- **Work to complete**
All lines in the data below carrying the string "with" are to be located and copied.
- - -
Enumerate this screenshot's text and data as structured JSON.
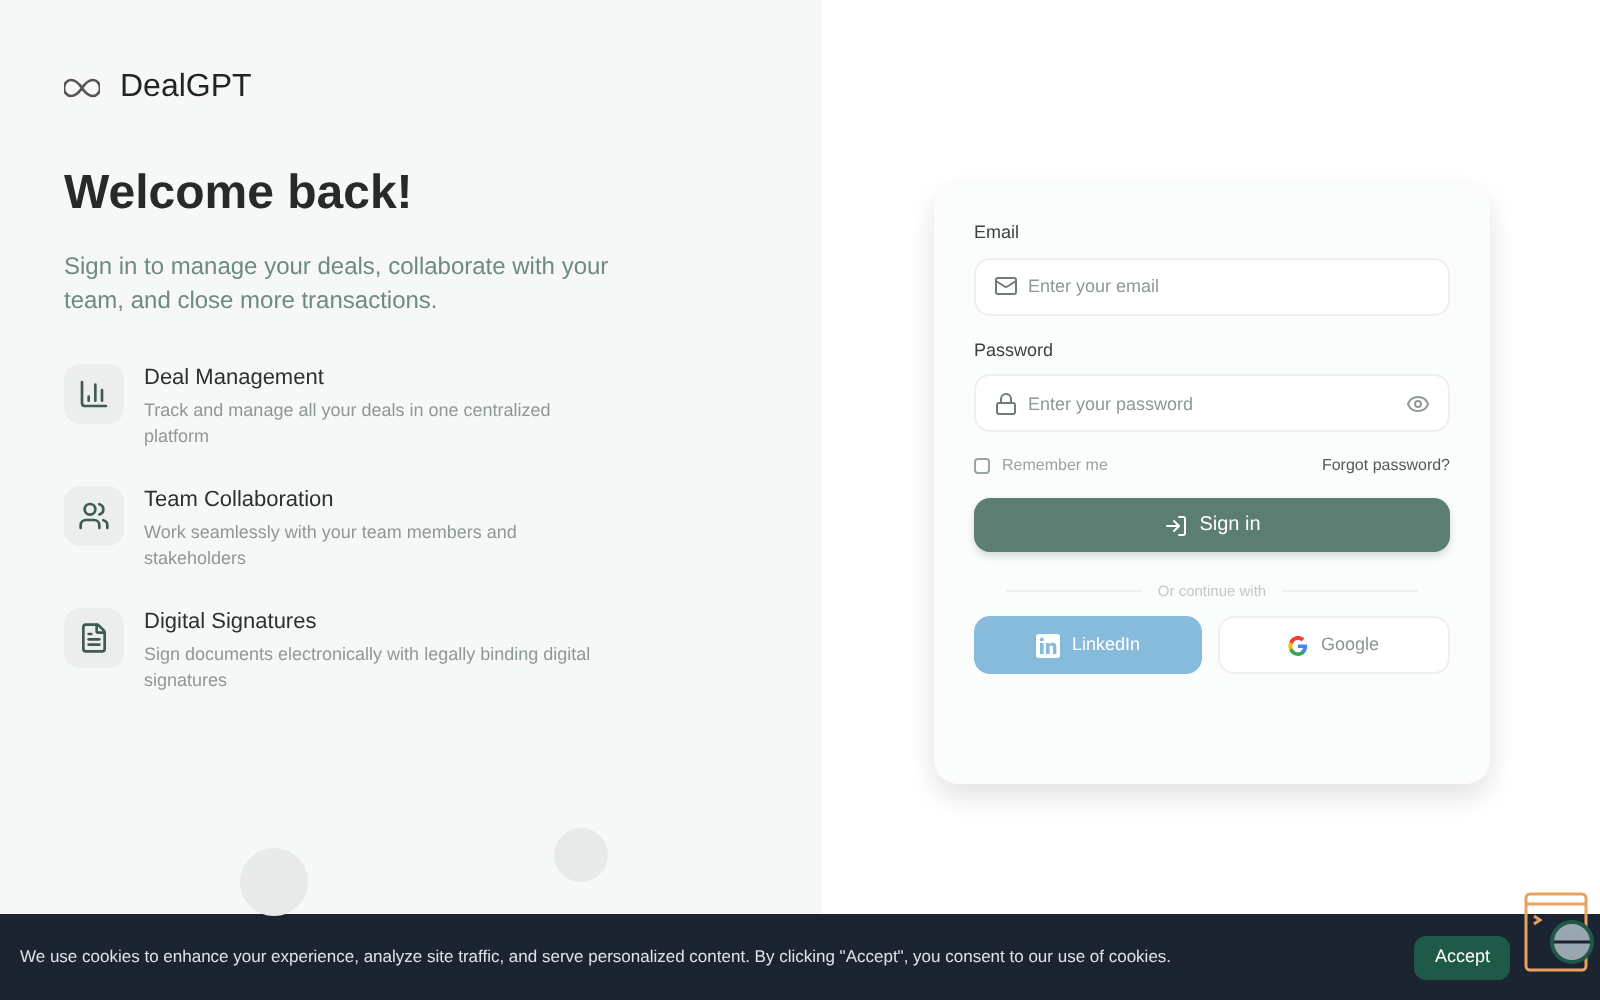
{
  "brand": {
    "name": "DealGPT"
  },
  "hero": {
    "title": "Welcome back!",
    "subtitle": "Sign in to manage your deals, collaborate with your team, and close more transactions."
  },
  "features": [
    {
      "kind": "chart",
      "title": "Deal Management",
      "description": "Track and manage all your deals in one centralized platform"
    },
    {
      "kind": "team",
      "title": "Team Collaboration",
      "description": "Work seamlessly with your team members and stakeholders"
    },
    {
      "kind": "document",
      "title": "Digital Signatures",
      "description": "Sign documents electronically with legally binding digital signatures"
    }
  ],
  "login_form": {
    "email_label": "Email",
    "email_placeholder": "Enter your email",
    "password_label": "Password",
    "password_placeholder": "Enter your password",
    "remember_me": {
      "label": "Remember me",
      "checked": false
    },
    "forgot_password": "Forgot password?",
    "submit": "Sign in",
    "divider": "Or continue with",
    "providers": [
      {
        "kind": "linkedin",
        "label": "LinkedIn"
      },
      {
        "kind": "google",
        "label": "Google"
      }
    ]
  },
  "cookie_banner": {
    "message": "We use cookies to enhance your experience, analyze site traffic, and serve personalized content. By clicking \"Accept\", you consent to our use of cookies.",
    "accept": "Accept"
  }
}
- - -
- **Task solution**
    "subtitle": "Sign in to manage your deals, collaborate with your team, and close more transactions."
      "description": "Work seamlessly with your team members and stakeholders"
      "description": "Sign documents electronically with legally binding digital signatures"
    "divider": "Or continue with",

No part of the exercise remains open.